In line with the 18th Amendment, provincial legal aid agencies/authorities have also been established. In Punjab, the Punjab Legal Aid Agency was established on October 29, 2019 under the Punjab Legal Aid Act 2018. Similarly, the Khyber Pakhtunkhwa Legal Aid Act 2019 was enacted in Khyber Pakhtunkhwa. The laws are similar in nature. They provide for a provincial legal aid agency and stipulate the functions for the agency.
In Sindh, several legal aid mechanisms/procedures/windows have been established at the provincial, divisional and district level. However, the mapping of legal aid mechanisms in Sindh conducted by the Sindh Human Rights Commission revealed that diverse legal aid mechanisms are scattered across the province for individuals unable to afford legal representation.
Three main and functioning committees have been formed by the Sindh government to provide citizens with free legal aid and assistance. A steering committee for legal aid and assistance to the vulnerable and marginalized segments of society in Sindh has been formed under the Sindh government’s human rights department (HRD).
Additionally, two committees have been formed under the home department for free legal aid and assistance: the provincial subcommittee on ‘diyat’, ‘arsh’ and ‘daman’ (a federal government-led initiative) and the committee for the welfare of prisoners (CWP), a Sindh government-led initiative.
The study provides key recommendations for the effective utilization of the scattered legal aid mechanisms for coordination among the various mechanisms and increased awareness of their existence and functions. One of the key recommendations is to establish a provincial legal aid agency/authority to ensure a well-coordinated and efficient free legal aid mechanism in the province of Sindh.
This is the need of the hour in Sindh. With its 55.69 million population, Sindh stands as the second largest province by population in Pakistan.
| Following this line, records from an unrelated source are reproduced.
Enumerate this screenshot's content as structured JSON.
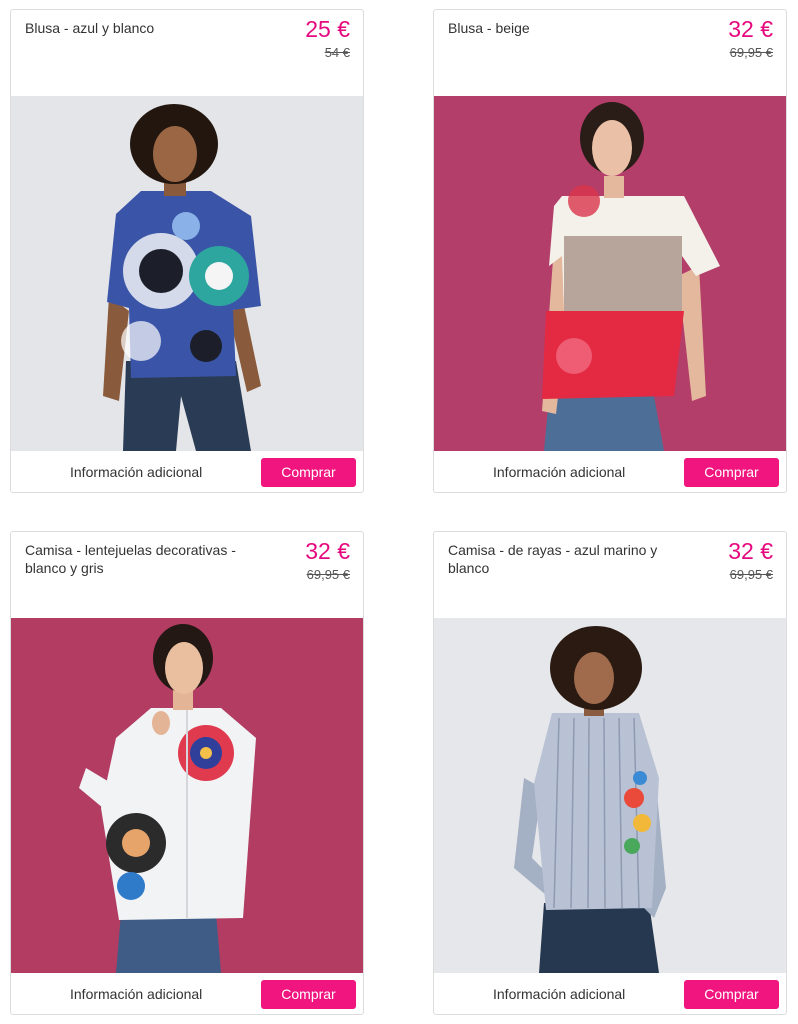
{
  "colors": {
    "accent": "#e5087e",
    "button": "#f0157f"
  },
  "products": [
    {
      "title": "Blusa - azul y blanco",
      "price": "25 €",
      "old_price": "54 €",
      "info_label": "Información adicional",
      "buy_label": "Comprar",
      "image": "woman-blue-patterned-blouse"
    },
    {
      "title": "Blusa - beige",
      "price": "32 €",
      "old_price": "69,95 €",
      "info_label": "Información adicional",
      "buy_label": "Comprar",
      "image": "woman-beige-red-blouse"
    },
    {
      "title": "Camisa - lentejuelas decorativas - blanco y gris",
      "price": "32 €",
      "old_price": "69,95 €",
      "info_label": "Información adicional",
      "buy_label": "Comprar",
      "image": "woman-white-sequin-shirt"
    },
    {
      "title": "Camisa - de rayas - azul marino y blanco",
      "price": "32 €",
      "old_price": "69,95 €",
      "info_label": "Información adicional",
      "buy_label": "Comprar",
      "image": "woman-striped-shirt"
    }
  ]
}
The population of Sindh increased by 2.57 per cent in 2023. According to the Multiple Indicator Cluster Survey (MICS) for 2018-2019, the rural areas of Sindh face more multi-dimensional deprivation than the urban areas, with 24.8 per cent of the urban population and 71.4 per cent of the rural population of Sindh being multi-dimensionally poor.
Therefore, a considerable section of the population in Sindh is unable to access justice through the formal legal system mainly due to lack of financial resources and awareness regarding the scattered legal aid mechanisms across the country. Having a provincial legal aid authority will ensure that the scattered legal aid mechanism is provided to citizens on an equal basis, without discrimination across the province and at the district levels.
This is also the spirit of Article 7 of the Universal Declaration of Human Rights, which states that: “All are equal before the law and are entitled without any discrimination to equal protection of the law.’’
The writer is a barrister. She tweets/posts @RidaT95 and can be reached at: firstname.lastname@example.org